Through the Infusion Pump Improvement Initiative, FDA is taking broad steps to prevent infusion pump problems:
- Establish additional requirements for infusion pump manufacturers;
- Proactively facilitate device improvements; and
- Increase user awareness.
This comprehensive approach will foster the development of safer, more effective infusion pumps, and support the safe use of these vital medical devices.
Components of this initiative include:
- Draft Guidance to Industry and FDA Staff – Total Product Life Cycle: Infusion Pump Premarket Notification [510(k)] Submissions. The new draft guidance requests that additional information be included in premarket submissions for infusion pumps, above and beyond what has traditionally been provided. The guidance recommends that submissions include detailed engineering information concerning the product design and a more comprehensive discussion of steps the manufacturer has taken to mitigate risks in the design of the product and associated processes for its manufacture, servicing and maintenance, and use. The guidance also recommends additional design validation testing specific to the environment in which the device is intended to be used, alerts manufacturers that FDA may conduct pre-clearance inspections in certain circumstances, and emphasizes postmarket reporting requirements. FDA intends to undertake rulemaking to convert the guidance into requirements (special controls) that will apply to pumps under development and already on the market.

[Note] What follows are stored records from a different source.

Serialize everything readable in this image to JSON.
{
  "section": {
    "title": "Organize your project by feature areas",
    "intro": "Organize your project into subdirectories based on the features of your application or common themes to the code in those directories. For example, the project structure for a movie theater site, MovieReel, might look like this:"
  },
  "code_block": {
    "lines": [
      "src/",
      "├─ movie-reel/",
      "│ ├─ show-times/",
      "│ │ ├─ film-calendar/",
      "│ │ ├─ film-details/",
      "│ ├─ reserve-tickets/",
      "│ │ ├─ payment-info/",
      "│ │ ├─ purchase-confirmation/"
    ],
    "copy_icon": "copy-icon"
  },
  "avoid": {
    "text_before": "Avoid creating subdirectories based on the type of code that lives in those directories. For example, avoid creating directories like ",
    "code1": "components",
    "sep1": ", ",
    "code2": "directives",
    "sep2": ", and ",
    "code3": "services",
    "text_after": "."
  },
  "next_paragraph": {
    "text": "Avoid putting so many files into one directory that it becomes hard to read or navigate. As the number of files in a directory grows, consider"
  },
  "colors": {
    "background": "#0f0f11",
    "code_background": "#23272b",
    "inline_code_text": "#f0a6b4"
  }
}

- Letter to Infusion Pump Manufacturers. On April 23, 2010, FDA sent a letter to infusion pump manufacturers, describing reported problems and noting that many of these are associated with design deficiencies. The letter suggests that “manufacturers may need to conduct additional assessments of new products or changes to products currently being marketed,” and recommends that they meet with FDA early in the development process to discuss evolving premarket submission requirements. Finally, the letter offers manufacturers the opportunity to voluntarily submit their software for review by FDA software experts prior to premarket review.
- Infusion Pump Workshop. In a public workshop on May 25-26, 2010, FDA will discuss infusion pump problems and possible future actions. Specific topics of discussion will include the nature, scope, and impact of the problems currently being experienced; steps FDA is taking to improve the current premarket and postmarket regulatory processes; and opportunities for FDA, members of the academic community, industry, and others to work together to improve infusion pump design.
- Generic Infusion Pump Project. One of several ongoing collaborative research projects, the Generic Infusion Pump project is aimed at creating new tools and methods for manufacturers to use to develop software that is provably correct.
- Infusion Pump Website. FDA launched this website to provide information for patients, users, and other stakeholders about infusion pump problems, and to present potential strategies for reducing pump-related risks.